Tubular’s Consumer Insights data also found that Gaming was the top product category the McDonald’s audience shops for on Amazon. This data confirms that McDonald’s choice to create a Grimace Game with the launch of their Grimace birthday milkshake would help drive engagement.
You can increase your chances of kicking off a viral trend by first understanding what your audience enjoys making user generated content about.

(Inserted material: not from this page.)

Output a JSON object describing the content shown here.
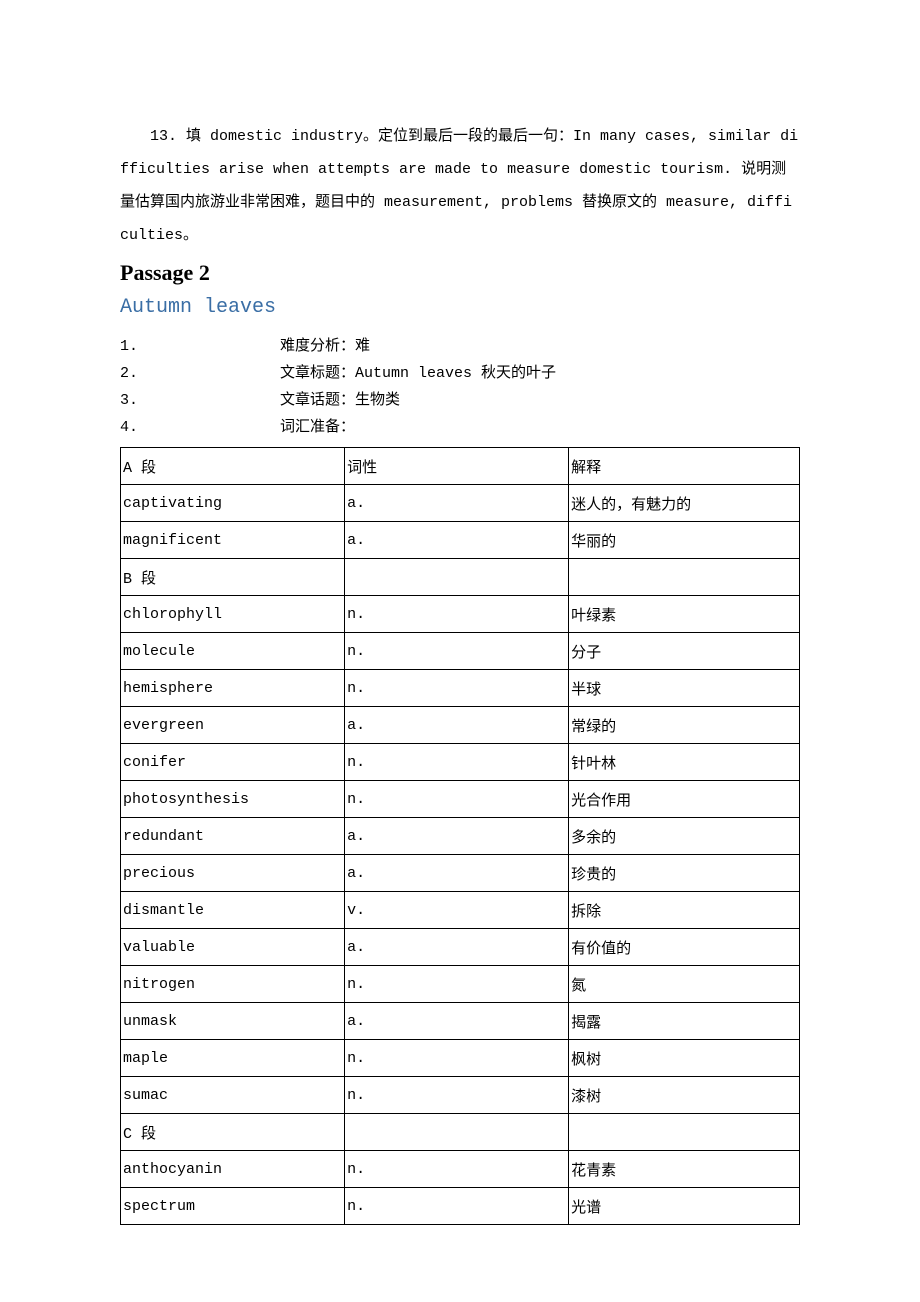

While brands can’t control UGC messaging the way they can with owned content, it’s an opportunity to be in dialogue with your consumers, achieve cultural relevance, and find inspiration for your own strategy and even for your menu. Even if a happy birthday milkshake is turned into a blood-ravaging drink, it’s still perceived as more authentic. More authenticity translates to higher conversions and brand trust. For Gen Z, these qualities are non-negotiable.
Challenges, product tests, memes and videos about secret menu items are a few examples of what content creators enjoy making fast-food-related content about.
Insights to Actions:
Social video is a dance of communication, reaction, engagement, and learning. Today’s youngest audiences don’t have patience or time for brands and creators who aren’t staying relevant to the conversation.
- Anticipate trends before they happen to stay ahead of the curve
- Understand what audiences are watching, engaging with, and buying— speak their language, and embrace their culture
- Step out of the traditional advertising models and into what audiences are choosing to interact with
If you’re interested in learning more about how Tubular can help fast-food brands connect and keep pace with Gen Z audiences, read our report: Nourishing Relations with Fast Food Diners on Social Video
If you want to stay on the pulse of culture through social video’s single source of truth, it’s time to request a free demo of Tubular. Click below to unlock social in a whole new way.